How to complete this task
Repeat all the lines below exactly, but omit the pictures.

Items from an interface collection
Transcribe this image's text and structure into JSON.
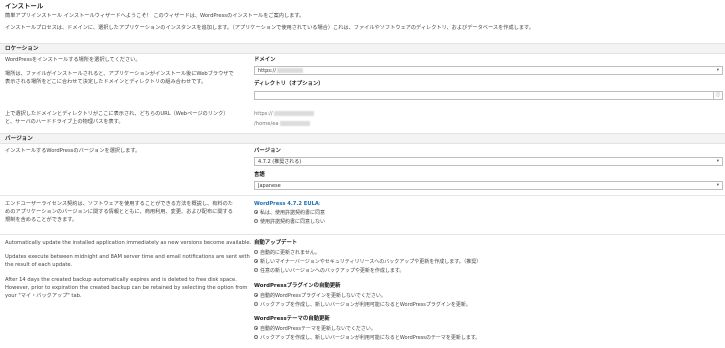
{
  "header": {
    "title": "インストール",
    "intro1": "簡単アプリインストール インストールウィザードへようこそ！ このウィザードは、WordPressのインストールをご案内します。",
    "intro2": "インストールプロセスは、ドメインに、選択したアプリケーションのインスタンスを追加します。（アプリケーションで使用されている場合）これは、ファイルやソフトウェアのディレクトリ、およびデータベースを作成します。"
  },
  "location": {
    "section_title": "ロケーション",
    "desc1": "WordPressをインストールする場所を選択してください。",
    "desc2_l1": "場所は、ファイルがインストールされると、アプリケーションがインストール後にWebブラウザで",
    "desc2_l2": "表示される場所をどこに合わせて決定したドメインとディレクトリの組み合わせです。",
    "domain_label": "ドメイン",
    "domain_value": "https://",
    "directory_label": "ディレクトリ（オプション）",
    "directory_value": "",
    "url_note_l1": "上で選択したドメインとディレクトリがここに表示され、どちらのURL（Webページのリンク）",
    "url_note_l2": "と、サーバのハードドライブ上の物理パスを表す。",
    "url_preview": "https://",
    "path_preview": "/home/ea"
  },
  "version": {
    "section_title": "バージョン",
    "desc": "インストールするWordPressのバージョンを選択します。",
    "version_label": "バージョン",
    "version_value": "4.7.2 (推奨される)",
    "language_label": "言語",
    "language_value": "Japanese"
  },
  "eula": {
    "desc_l1": "エンドユーザーライセンス契約は、ソフトウェアを使用することができる方法を概説し、有料のた",
    "desc_l2": "めのアプリケーションのバージョンに関する情報とともに、商用利用、変更、および配布に関する",
    "desc_l3": "規制を含めることができます。",
    "link": "WordPress 4.7.2 EULA",
    "link_suffix": ":",
    "agree": "私は、使用許諾契約書に同意",
    "disagree": "使用許諾契約書に同意しない"
  },
  "autoupdate": {
    "desc1": "Automatically update the installed application immediately as new versions become available.",
    "desc2_l1": "Updates execute between midnight and 8AM server time and email notifications are sent with",
    "desc2_l2": "the result of each update.",
    "desc3_l1": "After 14 days the created backup automatically expires and is deleted to free disk space.",
    "desc3_l2": "However, prior to expiration the created backup can be retained by selecting the option from",
    "desc3_l3": "your \"マイ・バックアップ\" tab.",
    "group1_label": "自動アップデート",
    "g1_opt1": "自動的に更新されません。",
    "g1_opt2": "新しいマイナーバージョンやセキュリティリリースへのバックアップや更新を作成します。（推奨）",
    "g1_opt3": "任意の新しいバージョンへのバックアップや更新を作成します。",
    "group2_label": "WordPressプラグインの自動更新",
    "g2_opt1": "自動的WordPressプラグインを更新しないでください。",
    "g2_opt2": "バックアップを作成し、新しいバージョンが利用可能になるとWordPressプラグインを更新。",
    "group3_label": "WordPressテーマの自動更新",
    "g3_opt1": "自動的WordPressテーマを更新しないでください。",
    "g3_opt2": "バックアップを作成し、新しいバージョンが利用可能になるとWordPressのテーマを更新します。"
  }
}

Answer section
Transcribe this image's text and structure into JSON.
{
  "header": {
    "title": "インストール",
    "intro1": "簡単アプリインストール インストールウィザードへようこそ！ このウィザードは、WordPressのインストールをご案内します。",
    "intro2": "インストールプロセスは、ドメインに、選択したアプリケーションのインスタンスを追加します。（アプリケーションで使用されている場合）これは、ファイルやソフトウェアのディレクトリ、およびデータベースを作成します。"
  },
  "location": {
    "section_title": "ロケーション",
    "desc1": "WordPressをインストールする場所を選択してください。",
    "desc2_l1": "場所は、ファイルがインストールされると、アプリケーションがインストール後にWebブラウザで",
    "desc2_l2": "表示される場所をどこに合わせて決定したドメインとディレクトリの組み合わせです。",
    "domain_label": "ドメイン",
    "domain_value": "https://",
    "directory_label": "ディレクトリ（オプション）",
    "directory_value": "",
    "url_note_l1": "上で選択したドメインとディレクトリがここに表示され、どちらのURL（Webページのリンク）",
    "url_note_l2": "と、サーバのハードドライブ上の物理パスを表す。",
    "url_preview": "https://",
    "path_preview": "/home/ea"
  },
  "version": {
    "section_title": "バージョン",
    "desc": "インストールするWordPressのバージョンを選択します。",
    "version_label": "バージョン",
    "version_value": "4.7.2 (推奨される)",
    "language_label": "言語",
    "language_value": "Japanese"
  },
  "eula": {
    "desc_l1": "エンドユーザーライセンス契約は、ソフトウェアを使用することができる方法を概説し、有料のた",
    "desc_l2": "めのアプリケーションのバージョンに関する情報とともに、商用利用、変更、および配布に関する",
    "desc_l3": "規制を含めることができます。",
    "link": "WordPress 4.7.2 EULA",
    "link_suffix": ":",
    "agree": "私は、使用許諾契約書に同意",
    "disagree": "使用許諾契約書に同意しない"
  },
  "autoupdate": {
    "desc1": "Automatically update the installed application immediately as new versions become available.",
    "desc2_l1": "Updates execute between midnight and 8AM server time and email notifications are sent with",
    "desc2_l2": "the result of each update.",
    "desc3_l1": "After 14 days the created backup automatically expires and is deleted to free disk space.",
    "desc3_l2": "However, prior to expiration the created backup can be retained by selecting the option from",
    "desc3_l3": "your \"マイ・バックアップ\" tab.",
    "group1_label": "自動アップデート",
    "g1_opt1": "自動的に更新されません。",
    "g1_opt2": "新しいマイナーバージョンやセキュリティリリースへのバックアップや更新を作成します。（推奨）",
    "g1_opt3": "任意の新しいバージョンへのバックアップや更新を作成します。",
    "group2_label": "WordPressプラグインの自動更新",
    "g2_opt1": "自動的WordPressプラグインを更新しないでください。",
    "g2_opt2": "バックアップを作成し、新しいバージョンが利用可能になるとWordPressプラグインを更新。",
    "group3_label": "WordPressテーマの自動更新",
    "g3_opt1": "自動的WordPressテーマを更新しないでください。",
    "g3_opt2": "バックアップを作成し、新しいバージョンが利用可能になるとWordPressのテーマを更新します。"
  }
}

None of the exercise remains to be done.